What could be conceptually simpler than labeling a food product? You tell the customers what’s in the product, or maybe what’s not in it, or maybe what you did to manufacture it—or what you didn’t. Sugar-free, protein-rich, bird-friendly, shade-grown, non-GMO, made with organically grown crickets, anything you like. Just inform the buyers and let them make rational decisions.
The problem, of course, is that human beings are apparently not designed to make consistently rational decisions. And that’s true even when we’re dealing with apparently objective information like the claims we find on food labels.

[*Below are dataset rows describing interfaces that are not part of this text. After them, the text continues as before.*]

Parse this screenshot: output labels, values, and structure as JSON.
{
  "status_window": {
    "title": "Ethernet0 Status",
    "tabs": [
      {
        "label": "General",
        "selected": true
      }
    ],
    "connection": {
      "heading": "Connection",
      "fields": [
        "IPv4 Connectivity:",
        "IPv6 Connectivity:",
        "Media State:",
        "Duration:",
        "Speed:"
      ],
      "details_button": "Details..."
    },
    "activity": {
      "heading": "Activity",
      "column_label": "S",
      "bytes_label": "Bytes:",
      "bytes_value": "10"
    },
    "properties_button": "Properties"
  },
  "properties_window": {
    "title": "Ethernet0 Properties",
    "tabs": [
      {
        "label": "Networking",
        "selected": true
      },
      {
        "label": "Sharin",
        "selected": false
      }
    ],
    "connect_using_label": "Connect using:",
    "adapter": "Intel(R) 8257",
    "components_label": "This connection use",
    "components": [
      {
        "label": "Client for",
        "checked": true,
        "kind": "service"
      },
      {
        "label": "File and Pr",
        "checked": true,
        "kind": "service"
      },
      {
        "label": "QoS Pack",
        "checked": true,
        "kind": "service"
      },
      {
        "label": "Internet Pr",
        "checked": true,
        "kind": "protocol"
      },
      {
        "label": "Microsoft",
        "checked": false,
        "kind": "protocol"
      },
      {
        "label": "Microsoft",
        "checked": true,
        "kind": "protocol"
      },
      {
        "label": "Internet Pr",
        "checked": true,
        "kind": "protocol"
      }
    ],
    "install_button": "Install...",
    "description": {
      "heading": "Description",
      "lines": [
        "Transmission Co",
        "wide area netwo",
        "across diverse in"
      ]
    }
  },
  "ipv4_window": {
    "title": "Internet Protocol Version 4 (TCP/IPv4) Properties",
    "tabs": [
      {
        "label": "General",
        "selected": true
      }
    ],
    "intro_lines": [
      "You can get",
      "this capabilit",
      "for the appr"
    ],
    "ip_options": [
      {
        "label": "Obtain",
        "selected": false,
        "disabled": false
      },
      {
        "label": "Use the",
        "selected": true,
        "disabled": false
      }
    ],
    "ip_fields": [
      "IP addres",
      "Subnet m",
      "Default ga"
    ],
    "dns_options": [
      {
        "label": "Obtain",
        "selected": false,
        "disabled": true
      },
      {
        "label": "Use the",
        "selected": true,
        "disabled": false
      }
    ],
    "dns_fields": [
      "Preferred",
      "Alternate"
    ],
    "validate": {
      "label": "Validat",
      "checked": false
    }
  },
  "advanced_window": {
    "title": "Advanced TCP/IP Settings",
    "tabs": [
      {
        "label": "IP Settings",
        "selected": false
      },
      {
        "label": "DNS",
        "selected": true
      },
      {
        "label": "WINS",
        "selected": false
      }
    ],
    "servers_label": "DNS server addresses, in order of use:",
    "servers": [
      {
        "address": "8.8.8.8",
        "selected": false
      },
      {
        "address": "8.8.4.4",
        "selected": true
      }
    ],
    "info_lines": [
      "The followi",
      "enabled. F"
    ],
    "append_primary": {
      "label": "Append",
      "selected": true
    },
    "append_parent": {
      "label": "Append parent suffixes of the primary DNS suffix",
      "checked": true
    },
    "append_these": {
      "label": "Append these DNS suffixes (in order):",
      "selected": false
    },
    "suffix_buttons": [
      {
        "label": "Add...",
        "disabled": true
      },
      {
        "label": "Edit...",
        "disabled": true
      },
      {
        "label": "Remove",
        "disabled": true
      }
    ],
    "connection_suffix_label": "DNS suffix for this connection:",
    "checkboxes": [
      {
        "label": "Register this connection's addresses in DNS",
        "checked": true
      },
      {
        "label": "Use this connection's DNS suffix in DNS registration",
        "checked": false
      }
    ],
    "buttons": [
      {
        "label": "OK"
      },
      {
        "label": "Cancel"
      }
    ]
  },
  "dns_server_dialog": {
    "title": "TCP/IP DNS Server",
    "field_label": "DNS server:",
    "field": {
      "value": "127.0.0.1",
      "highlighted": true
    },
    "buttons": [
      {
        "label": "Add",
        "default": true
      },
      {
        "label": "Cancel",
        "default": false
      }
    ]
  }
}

If you’re not persuaded, you might want to check out “Labeling Food Processes: The Good, the Bad and the Ugly” … just published in Applied Economic Perspectives and Policy. The article provides an up-to-date review of the evidence on how food labels—and especially the “free-from” and production-oriented labels (fair-trade, dolphin-safe, and the like) actually affect consumers.
When you put products on the market labeled “gluten-free,” or label something as free from some substance, it doesn’t prove useful just to people who need to or want to steer clear of the substance—it devalues all the products that don’t declare themselves free of the substance. You create a presumption that the product without is superior to the product with.
The GLP aggregated and excerpted this article to reflect the diversity of news, opinion and analysis. Read full, original post: How “free-from” and other food labels actually affect us